I spent the greater part of the last two weeks traveling: beginning March 9, I spent three days in Amsterdam, two in Paris, and three each in Rome, Florence, and Venice. There’s really no way to do the experience justice in writing, but I will try.
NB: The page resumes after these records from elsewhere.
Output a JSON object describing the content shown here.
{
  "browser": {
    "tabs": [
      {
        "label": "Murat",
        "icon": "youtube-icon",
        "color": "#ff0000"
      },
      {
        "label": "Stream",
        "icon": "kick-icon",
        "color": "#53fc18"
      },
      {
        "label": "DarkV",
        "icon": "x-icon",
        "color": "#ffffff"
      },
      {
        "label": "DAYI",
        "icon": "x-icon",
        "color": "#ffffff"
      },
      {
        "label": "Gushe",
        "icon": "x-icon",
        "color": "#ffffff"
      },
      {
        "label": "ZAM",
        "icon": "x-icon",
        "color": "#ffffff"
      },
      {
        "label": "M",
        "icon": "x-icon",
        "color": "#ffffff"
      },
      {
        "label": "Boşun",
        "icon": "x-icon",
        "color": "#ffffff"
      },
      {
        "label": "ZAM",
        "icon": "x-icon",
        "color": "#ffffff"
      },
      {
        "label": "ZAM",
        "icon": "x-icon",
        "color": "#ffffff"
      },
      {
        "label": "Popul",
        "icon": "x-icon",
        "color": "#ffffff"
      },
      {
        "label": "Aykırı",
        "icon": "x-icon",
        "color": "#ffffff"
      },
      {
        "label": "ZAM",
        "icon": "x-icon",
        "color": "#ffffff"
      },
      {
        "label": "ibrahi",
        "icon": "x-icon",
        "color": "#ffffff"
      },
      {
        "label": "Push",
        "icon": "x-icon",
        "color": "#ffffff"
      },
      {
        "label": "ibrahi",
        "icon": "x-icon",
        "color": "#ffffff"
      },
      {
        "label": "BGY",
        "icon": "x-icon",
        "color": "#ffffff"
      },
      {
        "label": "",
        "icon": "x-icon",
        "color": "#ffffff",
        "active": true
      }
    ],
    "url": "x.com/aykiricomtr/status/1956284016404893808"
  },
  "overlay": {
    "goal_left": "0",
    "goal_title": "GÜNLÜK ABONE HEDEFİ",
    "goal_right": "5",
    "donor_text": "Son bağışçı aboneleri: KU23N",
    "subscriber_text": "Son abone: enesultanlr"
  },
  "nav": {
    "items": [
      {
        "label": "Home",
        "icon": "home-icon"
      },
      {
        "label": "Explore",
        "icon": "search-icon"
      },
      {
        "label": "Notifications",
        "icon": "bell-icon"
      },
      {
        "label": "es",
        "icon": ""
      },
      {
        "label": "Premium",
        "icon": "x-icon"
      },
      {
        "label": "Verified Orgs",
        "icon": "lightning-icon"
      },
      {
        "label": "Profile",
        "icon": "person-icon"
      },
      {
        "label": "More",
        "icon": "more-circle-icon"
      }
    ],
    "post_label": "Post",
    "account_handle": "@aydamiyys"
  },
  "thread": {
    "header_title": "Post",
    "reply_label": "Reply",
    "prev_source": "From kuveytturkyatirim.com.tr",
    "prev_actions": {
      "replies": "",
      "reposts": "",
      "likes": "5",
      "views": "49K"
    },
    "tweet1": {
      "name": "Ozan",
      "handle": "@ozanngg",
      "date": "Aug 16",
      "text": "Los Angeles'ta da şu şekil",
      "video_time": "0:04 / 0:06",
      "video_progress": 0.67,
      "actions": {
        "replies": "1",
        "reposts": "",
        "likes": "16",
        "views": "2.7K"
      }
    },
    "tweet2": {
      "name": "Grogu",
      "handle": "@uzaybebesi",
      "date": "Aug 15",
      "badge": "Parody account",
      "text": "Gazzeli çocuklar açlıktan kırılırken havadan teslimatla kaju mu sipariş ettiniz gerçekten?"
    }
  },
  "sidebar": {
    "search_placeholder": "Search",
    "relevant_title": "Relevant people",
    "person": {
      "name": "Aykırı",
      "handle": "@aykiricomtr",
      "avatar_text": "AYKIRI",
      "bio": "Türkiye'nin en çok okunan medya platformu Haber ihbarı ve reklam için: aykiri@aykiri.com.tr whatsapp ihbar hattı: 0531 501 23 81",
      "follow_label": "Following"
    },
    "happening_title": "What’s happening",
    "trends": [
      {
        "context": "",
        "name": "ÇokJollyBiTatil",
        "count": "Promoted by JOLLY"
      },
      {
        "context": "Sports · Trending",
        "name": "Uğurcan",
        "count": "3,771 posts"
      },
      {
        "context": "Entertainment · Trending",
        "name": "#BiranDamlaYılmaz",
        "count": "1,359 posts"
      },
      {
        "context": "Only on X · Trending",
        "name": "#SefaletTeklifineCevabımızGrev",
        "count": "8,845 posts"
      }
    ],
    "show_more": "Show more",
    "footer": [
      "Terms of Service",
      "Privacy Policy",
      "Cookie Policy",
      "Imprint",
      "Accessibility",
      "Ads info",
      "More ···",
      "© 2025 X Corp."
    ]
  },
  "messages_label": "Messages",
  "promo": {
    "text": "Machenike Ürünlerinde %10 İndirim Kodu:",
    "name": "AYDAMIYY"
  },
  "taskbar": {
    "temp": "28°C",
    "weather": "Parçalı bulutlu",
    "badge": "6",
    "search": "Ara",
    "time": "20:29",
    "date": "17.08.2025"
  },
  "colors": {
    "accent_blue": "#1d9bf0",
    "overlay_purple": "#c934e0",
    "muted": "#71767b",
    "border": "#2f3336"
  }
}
Amsterdam is a city of heritage and exploration. It has a more Eastern European feel to it compared to the United Kingdom, but it is very beautiful. Apart from the more well-known characteristics such as legalized drugs and prostitution, the city surprisingly has a lot more to offer. The city isn’t on the coast but is very close to it, and is settled on a series of canals and rivers, much like Venice. Amsterdam is home to the famous Heineken Brewery, Anne Frank house, and Van Gogh Museum, none of which I had known were there. The city is small and centralized around the Red Light district, but it’s much more than women in windows and coffee shops. The canals are gorgeous and are frequently filled with swans, which make an unusual yet pleasant contrast to what can be seen on the streets.
Only a short night after returning from Amsterdam, I departed early in the morning for Paris, with no recuperation time at all. I flew on an airline called EasyJet, the European equivalent of a cheaper Southwest. I was excited at first, but quickly became frustrated when I found out just how “cheap” they were. I arrived at the airport about an hour before my departure time, only to be rejected at check-in and told I had to buy a new ticket. Plus, Europe has a smaller standard for carry-on sized bags (or maybe they’re just more stringent about it). In the end, my trip cost as much as it would have to take a nicer airline without all the hassle.
Anyway, I made my way to Paris later in the afternoon; while I had planned to spend two days there, I only accomplished 24 hours. It turned out to be enough time to see the Notre Dame Cathedral, the outside of the Louvre, the Catacombs of Paris, and other famous buildings and statues along the way. I was surprised to find myself satisfied with my short time there.
After that, I was off to Italy. Rome is spectacular; every little corner and street had something to hide, which made my spontaneous approach to exploring very easy. Most of the religious buildings are free, which also makes Rome very affordable. The Vatican is unbelievable; no matter what your religious affiliation, it is impossible to not feel humbled in its presence. My other favorite sites included Castel Sant’Angelo and St. Ignazio (most of my preexisting knowledge of these places came from “The Da Vinci Code,” “Angels and Demons,” or “Assassins Creed”).
Florence was next on the itinerary, and it surprised me most of all. Florence is small, but stands big in Italy. As the locals would describe it, they don’t stand large on a map, but they’ve had a big impact on history – and the city perfectly reflects that attitude. A climb to the top of the most detailed cathedral known to man, the Basilica di Santa Maria del Fiore, was a relaxing and beautiful experience and exceeded my expectations for the Tuscan valley.
Venice, an island made up of a series of canals, was the best way to end the journey. The main form of transportation here is by waterbus, or vaporetto, which almost acts as a tour of the city itself. Everywhere you look is ocean. This tends to be underrepresented in movies, where they only show you the inner city of canals, but the other side is just as beautiful. It provided a beyond-magical way to end my travels.